Assignment: Copy out every line below without alteration.
......
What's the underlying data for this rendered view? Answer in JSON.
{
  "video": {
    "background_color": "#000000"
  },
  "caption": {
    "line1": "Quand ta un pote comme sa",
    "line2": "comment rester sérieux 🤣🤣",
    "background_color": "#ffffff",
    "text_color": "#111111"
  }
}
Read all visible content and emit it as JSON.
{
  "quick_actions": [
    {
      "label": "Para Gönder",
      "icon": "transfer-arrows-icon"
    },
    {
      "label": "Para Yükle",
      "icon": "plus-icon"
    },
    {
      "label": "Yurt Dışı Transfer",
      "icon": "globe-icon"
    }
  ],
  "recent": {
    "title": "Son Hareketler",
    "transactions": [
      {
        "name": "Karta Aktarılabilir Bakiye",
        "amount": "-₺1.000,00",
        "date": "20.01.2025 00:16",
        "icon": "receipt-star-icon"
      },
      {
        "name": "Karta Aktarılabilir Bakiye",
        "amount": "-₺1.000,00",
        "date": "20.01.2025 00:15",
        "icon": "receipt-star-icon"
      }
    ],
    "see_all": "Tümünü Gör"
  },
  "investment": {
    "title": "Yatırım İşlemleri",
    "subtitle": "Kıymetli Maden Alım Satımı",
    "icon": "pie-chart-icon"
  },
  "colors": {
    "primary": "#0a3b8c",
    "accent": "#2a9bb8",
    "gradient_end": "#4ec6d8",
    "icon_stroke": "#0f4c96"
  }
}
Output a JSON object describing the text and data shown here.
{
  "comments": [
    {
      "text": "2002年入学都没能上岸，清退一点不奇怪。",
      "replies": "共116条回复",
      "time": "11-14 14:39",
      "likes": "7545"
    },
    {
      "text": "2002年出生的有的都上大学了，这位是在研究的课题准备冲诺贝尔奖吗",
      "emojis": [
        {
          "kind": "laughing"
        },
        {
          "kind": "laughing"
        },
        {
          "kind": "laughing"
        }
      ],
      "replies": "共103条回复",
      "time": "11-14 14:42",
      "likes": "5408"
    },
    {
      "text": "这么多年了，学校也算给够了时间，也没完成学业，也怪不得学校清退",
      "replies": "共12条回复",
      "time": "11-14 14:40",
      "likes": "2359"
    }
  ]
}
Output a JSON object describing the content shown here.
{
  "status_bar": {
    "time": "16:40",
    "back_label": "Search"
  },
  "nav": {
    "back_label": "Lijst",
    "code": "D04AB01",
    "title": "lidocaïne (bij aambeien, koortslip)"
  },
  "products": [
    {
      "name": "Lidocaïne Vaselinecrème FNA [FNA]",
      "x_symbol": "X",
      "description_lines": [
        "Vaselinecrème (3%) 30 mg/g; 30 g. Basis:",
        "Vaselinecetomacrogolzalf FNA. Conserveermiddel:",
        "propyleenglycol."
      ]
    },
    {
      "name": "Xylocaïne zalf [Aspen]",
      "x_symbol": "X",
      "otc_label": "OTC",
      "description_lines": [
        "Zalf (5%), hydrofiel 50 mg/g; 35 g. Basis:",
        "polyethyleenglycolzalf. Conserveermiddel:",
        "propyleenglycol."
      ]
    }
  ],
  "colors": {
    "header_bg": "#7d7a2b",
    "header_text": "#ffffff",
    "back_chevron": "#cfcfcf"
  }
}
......
Task output:
What's the underlying data for this rendered view? Answer in JSON.
{
  "video": {
    "background_color": "#000000"
  },
  "caption": {
    "line1": "Quand ta un pote comme sa",
    "line2": "comment rester sérieux 🤣🤣",
    "background_color": "#ffffff",
    "text_color": "#111111"
  }
}
Read all visible content and emit it as JSON.
{
  "quick_actions": [
    {
      "label": "Para Gönder",
      "icon": "transfer-arrows-icon"
    },
    {
      "label": "Para Yükle",
      "icon": "plus-icon"
    },
    {
      "label": "Yurt Dışı Transfer",
      "icon": "globe-icon"
    }
  ],
  "recent": {
    "title": "Son Hareketler",
    "transactions": [
      {
        "name": "Karta Aktarılabilir Bakiye",
        "amount": "-₺1.000,00",
        "date": "20.01.2025 00:16",
        "icon": "receipt-star-icon"
      },
      {
        "name": "Karta Aktarılabilir Bakiye",
        "amount": "-₺1.000,00",
        "date": "20.01.2025 00:15",
        "icon": "receipt-star-icon"
      }
    ],
    "see_all": "Tümünü Gör"
  },
  "investment": {
    "title": "Yatırım İşlemleri",
    "subtitle": "Kıymetli Maden Alım Satımı",
    "icon": "pie-chart-icon"
  },
  "colors": {
    "primary": "#0a3b8c",
    "accent": "#2a9bb8",
    "gradient_end": "#4ec6d8",
    "icon_stroke": "#0f4c96"
  }
}
Output a JSON object describing the text and data shown here.
{
  "comments": [
    {
      "text": "2002年入学都没能上岸，清退一点不奇怪。",
      "replies": "共116条回复",
      "time": "11-14 14:39",
      "likes": "7545"
    },
    {
      "text": "2002年出生的有的都上大学了，这位是在研究的课题准备冲诺贝尔奖吗",
      "emojis": [
        {
          "kind": "laughing"
        },
        {
          "kind": "laughing"
        },
        {
          "kind": "laughing"
        }
      ],
      "replies": "共103条回复",
      "time": "11-14 14:42",
      "likes": "5408"
    },
    {
      "text": "这么多年了，学校也算给够了时间，也没完成学业，也怪不得学校清退",
      "replies": "共12条回复",
      "time": "11-14 14:40",
      "likes": "2359"
    }
  ]
}
Output a JSON object describing the content shown here.
{
  "status_bar": {
    "time": "16:40",
    "back_label": "Search"
  },
  "nav": {
    "back_label": "Lijst",
    "code": "D04AB01",
    "title": "lidocaïne (bij aambeien, koortslip)"
  },
  "products": [
    {
      "name": "Lidocaïne Vaselinecrème FNA [FNA]",
      "x_symbol": "X",
      "description_lines": [
        "Vaselinecrème (3%) 30 mg/g; 30 g. Basis:",
        "Vaselinecetomacrogolzalf FNA. Conserveermiddel:",
        "propyleenglycol."
      ]
    },
    {
      "name": "Xylocaïne zalf [Aspen]",
      "x_symbol": "X",
      "otc_label": "OTC",
      "description_lines": [
        "Zalf (5%), hydrofiel 50 mg/g; 35 g. Basis:",
        "polyethyleenglycolzalf. Conserveermiddel:",
        "propyleenglycol."
      ]
    }
  ],
  "colors": {
    "header_bg": "#7d7a2b",
    "header_text": "#ffffff",
    "back_chevron": "#cfcfcf"
  }
}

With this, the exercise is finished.